Who Killed The Classic Murder Mystery? Pt 2

Edmund Wilson had upset the apple cart with his comments on the perceived illiteracy of the mystery writers, but he wasn’t done yet. He followed his accusing article with another one after receiving outraged mail. This time he cast his net wider, but what he found gave him even greater cause for alarm. Published under […]

Who Killed The Classic Murder Mystery? Pt 1

In 1945 the clear-eyed and cynical Freudian/Marxist Edmund Wilson published an article in The New Yorker magazine entitled ‘Who cares who killed Roger Ackroyd?’ in which he excoriated murder mysteries for their poor literary qualities. It was not the first time he had done so; in October 1944 he had attacked them and started a […]

War And Pax

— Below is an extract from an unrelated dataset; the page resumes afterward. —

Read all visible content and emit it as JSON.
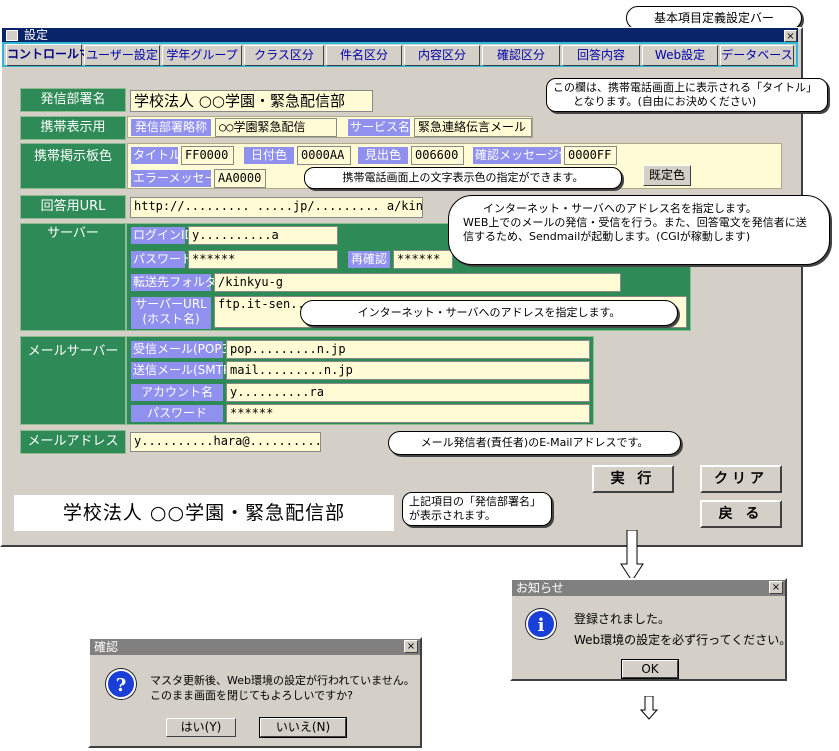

Jan Morris’s prose changed my life, probably because I read her at just the right moment. This retired author’s most powerful work is still not easily available, although it exists in a magnificent Folio Society set and is now online. Let’s dispense with the most sensational aspect of her life first. A gender change, from […]

First Degree Burn

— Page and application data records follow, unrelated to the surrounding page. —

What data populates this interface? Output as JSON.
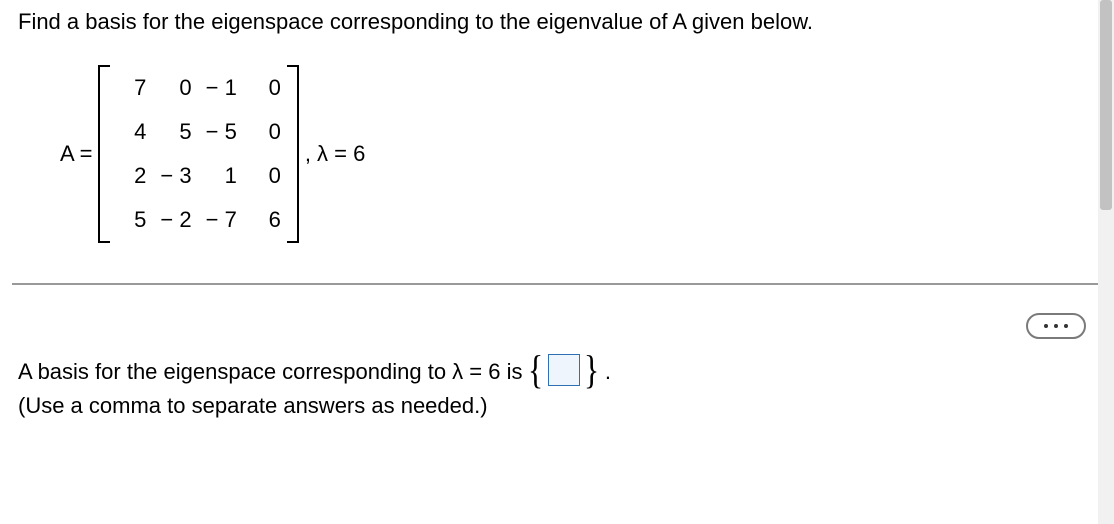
{
  "question": "Find a basis for the eigenspace corresponding to the eigenvalue of A given below.",
  "matrix_label": "A =",
  "matrix_rows": [
    [
      "7",
      "0",
      "− 1",
      "0"
    ],
    [
      "4",
      "5",
      "− 5",
      "0"
    ],
    [
      "2",
      "− 3",
      "1",
      "0"
    ],
    [
      "5",
      "− 2",
      "− 7",
      "6"
    ]
  ],
  "eigen_spec": ", λ = 6",
  "answer_prefix": "A basis for the eigenspace corresponding to λ = 6 is ",
  "answer_suffix": ".",
  "answer_instruction": "(Use a comma to separate answers as needed.)"
}
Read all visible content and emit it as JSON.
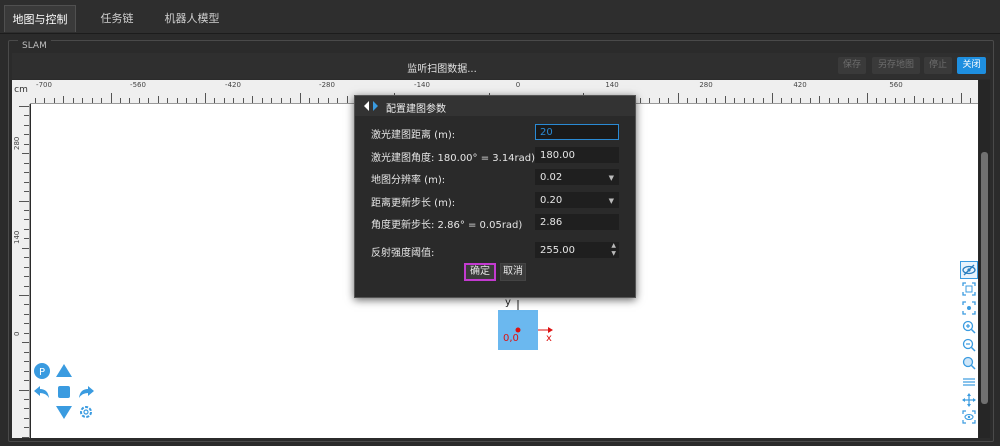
{
  "tabs": [
    {
      "label": "地图与控制"
    },
    {
      "label": "任务链"
    },
    {
      "label": "机器人模型"
    }
  ],
  "panel": {
    "title": "SLAM"
  },
  "toolbar": {
    "status": "监听扫图数据...",
    "save": "保存",
    "save_local": "另存地图",
    "stop": "停止",
    "close": "关闭"
  },
  "ruler": {
    "unit": "cm",
    "x_ticks": [
      "-700",
      "-560",
      "-420",
      "-280",
      "-140",
      "0",
      "140",
      "280",
      "420",
      "560"
    ],
    "y_ticks": [
      "280",
      "140",
      "0"
    ]
  },
  "map": {
    "origin_label": "0,0",
    "x_axis_label": "x",
    "y_axis_label": "y"
  },
  "dialog": {
    "title": "配置建图参数",
    "fields": [
      {
        "label": "激光建图距离 (m):",
        "value": "20"
      },
      {
        "label": "激光建图角度: 180.00° = 3.14rad)",
        "value": "180.00"
      },
      {
        "label": "地图分辨率 (m):",
        "value": "0.02"
      },
      {
        "label": "距离更新步长 (m):",
        "value": "0.20"
      },
      {
        "label": "角度更新步长: 2.86° = 0.05rad)",
        "value": "2.86"
      },
      {
        "label": "反射强度阈值:",
        "value": "255.00"
      }
    ],
    "ok": "确定",
    "cancel": "取消"
  },
  "nav": {
    "p_label": "P"
  },
  "colors": {
    "accent": "#1e8fe0",
    "nav_blue": "#3a9be0",
    "robot_fill": "#6bb8ef",
    "highlight": "#c33ad0",
    "origin_red": "#dd1111"
  }
}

More books today. Gordon Burn was a Newcastle writer whose four postwar novels deal with issues of modern fame and faded celebrity as lived through the media spotlight. There was a fashion after 1950 for writing in a clean, spare style, partly because publishers were looking for shorter works that wouldn’t require so much paper in […]

Creating Arthur Bryant

Rosa Lysandrou thrashed the duster at Bryant. ‘Why must you always be like this? Why?’ ‘Oh, because the world is a dark and lonely place and it’s fun. Cast your mind back, Rosa. You remember fun. That night on the fairground waltzer in 1983 when the handsome young lad with the gypsy eyes rode the back […]

The Complete Short Stories – Update

When I wrote 25 new stories to celebrate a quarter century of writing such tales, I called the resulting double volume Red Gloves Volumes 1 and 2. They were divided into London tales and world tales. Hardly anyone saw the books because they were printed in the small press, but PS Publishing created editions that were very beautiful. […]

The Perils Of Creating A Long-Running Series

  I first noticed it when I went back to check on a character’s name in ‘The Memory of Blood’, Book 9 in what looks like becoming a 20-volume series. One of the characters was using a Blackberry. As far as I know they’re long gone; nothing dates faster than technology. Then a Fax machine […]

People Are Strange

Victoria Wood once wrote; ‘You don’t know how strange other people’s families are until you’ve spent Christmas with one.’ If we seem a lot less individual in these homogenous times than, say, the average Dickens character, it doesn’t mean we’re more rational. There was a time – say, in the eighties – when it felt […]

What Is It About Wodehouse?

Time and again I’m drawn back to PG Wodehouse when I feel a little low. In that spirit, this column is an amalgam of previous articles together with new observations on an eternally amusing author. ‘Isn’t it all just upper class stuff?’ asked a friend. ‘Who needs that now?’ No, it’s not, I told him. […]

Burke’s Law

Good popular writers are hired to be chameleons. The downside is that they go unnoticed. They write short films, books and stage plays sponsored by products, or performance pieces to show off actors’ ranges. One such fellow was John Burke, who had the oddest of all writers’ jobs – he’d take an original film and return […]